Intracellular imaging gets interactive
A so-called bioparallel chemistry approach is successfully used to image and activate an essential metabolism compound inside a cell.
A system of compounds has been developed that can signal the presence of certain chemical compounds critical to cellular energy metabolism, as well as activating them. The work demonstrates an approach that the authors suggest could be used to control or investigate cells. They describe their approach as 'bioparallel chemistry', emphasising the contrast with widely known bioorthogonal chemical reactions that do not interfere with biological processes native to the cell.
The researchers, a collaboration of researchers at Keio University and the International Centre for Materials Nanoarchitectonics at the National Institute for Materials Science, imaged nicotinamide adenine dinucleotide derivatives – NADH and NADPH. The phosphorylated form, NADPH, is used in photosynthesis and NADH has been identified as a potential treatment for Alzheimer's and Parkinson's diseases. The fluorescent compound developed to image NADH and NADPH was a molecule combining ubiquinone – an aromatic compound that has been shown to react NADH and NADPH in vitro – and the fluorophore rhodol.
The researchers incubated ubiquinone-rhodol with HeLa cells. When the metabolic process that generates NADH was triggered in the cells the fluorescence was found to decrease as the ubiquinone-rhodol was reduced, indicating that NADH increases in cells can be monitored with ubiquinone-rhodol.
Similarly the fluorescence decreased when an artificial iridium based 'promoter' complex was injected into the cell, followed by leaching of the cell contents and ultimately death of the cell.

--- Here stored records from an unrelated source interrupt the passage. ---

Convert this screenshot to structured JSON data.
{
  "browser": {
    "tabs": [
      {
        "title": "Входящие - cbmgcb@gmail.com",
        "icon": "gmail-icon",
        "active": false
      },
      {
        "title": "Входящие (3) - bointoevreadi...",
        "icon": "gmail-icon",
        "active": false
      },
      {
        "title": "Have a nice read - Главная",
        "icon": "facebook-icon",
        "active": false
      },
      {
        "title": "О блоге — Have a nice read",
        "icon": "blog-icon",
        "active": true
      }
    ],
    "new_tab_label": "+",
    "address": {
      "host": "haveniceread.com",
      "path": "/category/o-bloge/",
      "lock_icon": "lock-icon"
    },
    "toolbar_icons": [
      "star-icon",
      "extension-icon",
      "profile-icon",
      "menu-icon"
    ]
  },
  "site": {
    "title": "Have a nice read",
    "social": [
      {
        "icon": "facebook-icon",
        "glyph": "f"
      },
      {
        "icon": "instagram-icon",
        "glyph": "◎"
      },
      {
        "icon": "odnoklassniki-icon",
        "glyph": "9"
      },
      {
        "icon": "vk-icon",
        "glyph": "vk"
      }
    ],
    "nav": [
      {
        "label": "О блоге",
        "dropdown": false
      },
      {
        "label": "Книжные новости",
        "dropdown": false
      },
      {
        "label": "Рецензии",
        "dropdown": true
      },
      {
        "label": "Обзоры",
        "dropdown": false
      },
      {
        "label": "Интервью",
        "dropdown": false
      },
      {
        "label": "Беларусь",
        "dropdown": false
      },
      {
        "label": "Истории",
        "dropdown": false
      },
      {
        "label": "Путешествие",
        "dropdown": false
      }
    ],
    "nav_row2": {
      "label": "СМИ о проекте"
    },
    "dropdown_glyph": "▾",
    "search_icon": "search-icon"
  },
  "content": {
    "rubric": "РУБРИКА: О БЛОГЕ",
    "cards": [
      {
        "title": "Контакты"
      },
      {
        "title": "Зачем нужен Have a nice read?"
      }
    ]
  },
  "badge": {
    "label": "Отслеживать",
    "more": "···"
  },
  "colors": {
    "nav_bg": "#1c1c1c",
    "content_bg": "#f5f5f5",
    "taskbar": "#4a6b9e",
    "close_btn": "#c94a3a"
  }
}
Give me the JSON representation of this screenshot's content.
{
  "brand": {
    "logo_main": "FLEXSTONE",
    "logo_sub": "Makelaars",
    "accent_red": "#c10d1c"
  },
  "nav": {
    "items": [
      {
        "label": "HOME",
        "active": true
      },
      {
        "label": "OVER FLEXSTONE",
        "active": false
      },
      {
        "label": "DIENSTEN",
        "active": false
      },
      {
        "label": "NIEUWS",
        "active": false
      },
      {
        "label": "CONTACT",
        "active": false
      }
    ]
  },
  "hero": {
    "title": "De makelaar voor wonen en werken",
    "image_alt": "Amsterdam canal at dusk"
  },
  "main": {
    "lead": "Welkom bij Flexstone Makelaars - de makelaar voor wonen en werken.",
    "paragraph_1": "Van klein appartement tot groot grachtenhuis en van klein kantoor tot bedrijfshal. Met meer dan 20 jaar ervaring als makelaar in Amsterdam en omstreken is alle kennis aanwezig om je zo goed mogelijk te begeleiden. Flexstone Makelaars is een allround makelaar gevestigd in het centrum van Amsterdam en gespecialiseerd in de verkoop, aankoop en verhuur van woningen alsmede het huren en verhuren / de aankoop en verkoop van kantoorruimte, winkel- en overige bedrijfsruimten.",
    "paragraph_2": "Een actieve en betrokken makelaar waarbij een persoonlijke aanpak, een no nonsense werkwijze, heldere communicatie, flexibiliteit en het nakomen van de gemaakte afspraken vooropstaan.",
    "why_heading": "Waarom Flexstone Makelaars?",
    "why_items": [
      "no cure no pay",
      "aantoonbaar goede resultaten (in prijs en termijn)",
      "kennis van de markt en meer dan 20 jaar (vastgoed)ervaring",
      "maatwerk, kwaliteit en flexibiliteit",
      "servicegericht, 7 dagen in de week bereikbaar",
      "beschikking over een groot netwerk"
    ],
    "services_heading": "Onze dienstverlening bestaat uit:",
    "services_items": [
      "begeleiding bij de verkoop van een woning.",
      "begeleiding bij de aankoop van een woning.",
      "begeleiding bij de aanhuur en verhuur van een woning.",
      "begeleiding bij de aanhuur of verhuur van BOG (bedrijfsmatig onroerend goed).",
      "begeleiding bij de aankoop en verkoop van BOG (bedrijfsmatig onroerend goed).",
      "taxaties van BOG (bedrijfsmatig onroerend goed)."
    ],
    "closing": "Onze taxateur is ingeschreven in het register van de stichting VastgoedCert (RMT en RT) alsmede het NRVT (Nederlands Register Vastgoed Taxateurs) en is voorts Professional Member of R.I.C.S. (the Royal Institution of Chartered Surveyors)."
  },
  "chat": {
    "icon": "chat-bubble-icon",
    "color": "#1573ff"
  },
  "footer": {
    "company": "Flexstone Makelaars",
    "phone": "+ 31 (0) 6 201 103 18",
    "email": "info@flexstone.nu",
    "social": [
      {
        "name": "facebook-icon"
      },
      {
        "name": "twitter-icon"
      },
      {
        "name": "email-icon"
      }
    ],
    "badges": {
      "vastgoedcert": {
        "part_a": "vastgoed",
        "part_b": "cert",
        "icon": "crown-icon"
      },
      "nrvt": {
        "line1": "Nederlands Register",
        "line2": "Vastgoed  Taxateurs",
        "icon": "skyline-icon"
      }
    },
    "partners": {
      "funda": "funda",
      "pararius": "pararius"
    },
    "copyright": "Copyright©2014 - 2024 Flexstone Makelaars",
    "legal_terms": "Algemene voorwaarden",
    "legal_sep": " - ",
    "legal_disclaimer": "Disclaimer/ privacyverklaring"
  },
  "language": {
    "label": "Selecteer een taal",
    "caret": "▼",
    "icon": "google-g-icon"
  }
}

The researchers suggest the damage to the cell subsequent to the injection of the artificial promoter was the result of NADH/NADPH activation upsetting the cell's homeostasis.
"It may be possible to use this strategy to control cellular systems or living systems in general," suggest the researchers in their conclusion. "This system could form the basis of a new approach in medicine, with the development of novel artificial promoters and reagents."